(RECORD SET)
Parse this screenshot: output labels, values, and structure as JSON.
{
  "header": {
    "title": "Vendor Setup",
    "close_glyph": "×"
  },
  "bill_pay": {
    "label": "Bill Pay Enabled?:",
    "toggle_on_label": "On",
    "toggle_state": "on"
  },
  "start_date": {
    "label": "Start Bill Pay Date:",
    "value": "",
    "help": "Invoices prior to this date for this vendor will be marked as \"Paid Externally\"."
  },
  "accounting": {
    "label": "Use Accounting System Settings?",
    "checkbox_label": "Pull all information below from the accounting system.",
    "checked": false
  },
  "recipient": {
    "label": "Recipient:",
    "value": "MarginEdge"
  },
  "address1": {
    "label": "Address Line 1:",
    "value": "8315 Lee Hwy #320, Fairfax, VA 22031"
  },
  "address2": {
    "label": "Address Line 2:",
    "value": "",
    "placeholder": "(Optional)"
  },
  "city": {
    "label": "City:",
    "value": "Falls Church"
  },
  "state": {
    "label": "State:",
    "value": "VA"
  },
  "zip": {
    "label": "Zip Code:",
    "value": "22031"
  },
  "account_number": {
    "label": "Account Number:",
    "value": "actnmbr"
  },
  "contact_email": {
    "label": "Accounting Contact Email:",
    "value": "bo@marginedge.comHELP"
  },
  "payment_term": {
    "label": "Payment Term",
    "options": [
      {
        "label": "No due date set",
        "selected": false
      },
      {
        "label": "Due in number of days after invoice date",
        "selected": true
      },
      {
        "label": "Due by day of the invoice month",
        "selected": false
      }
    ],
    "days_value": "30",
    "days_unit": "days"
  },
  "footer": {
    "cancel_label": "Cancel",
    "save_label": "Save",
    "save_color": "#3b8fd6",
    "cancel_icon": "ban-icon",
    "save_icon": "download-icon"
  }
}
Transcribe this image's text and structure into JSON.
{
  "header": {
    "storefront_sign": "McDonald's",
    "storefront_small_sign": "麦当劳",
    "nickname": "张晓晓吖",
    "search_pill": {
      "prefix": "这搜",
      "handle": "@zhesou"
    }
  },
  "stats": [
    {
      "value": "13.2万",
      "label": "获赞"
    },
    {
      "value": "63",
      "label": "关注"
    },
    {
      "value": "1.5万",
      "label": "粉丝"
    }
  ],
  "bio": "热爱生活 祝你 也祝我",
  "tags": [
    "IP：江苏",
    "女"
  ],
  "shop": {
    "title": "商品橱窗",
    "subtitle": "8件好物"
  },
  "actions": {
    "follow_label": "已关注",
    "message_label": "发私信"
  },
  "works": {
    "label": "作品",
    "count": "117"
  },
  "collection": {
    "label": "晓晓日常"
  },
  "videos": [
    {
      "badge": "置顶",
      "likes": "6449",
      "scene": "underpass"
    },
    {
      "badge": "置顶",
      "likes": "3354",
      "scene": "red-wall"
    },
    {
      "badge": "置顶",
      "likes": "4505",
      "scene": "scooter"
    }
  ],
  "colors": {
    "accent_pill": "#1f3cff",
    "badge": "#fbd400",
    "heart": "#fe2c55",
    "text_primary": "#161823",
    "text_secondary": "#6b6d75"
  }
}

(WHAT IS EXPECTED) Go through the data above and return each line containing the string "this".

(PROBLEM SOLUTION)
Parse this screenshot: output labels, values, and structure as JSON.
    "help": "Invoices prior to this date for this vendor will be marked as \"Paid Externally\"."
Transcribe this image's text and structure into JSON.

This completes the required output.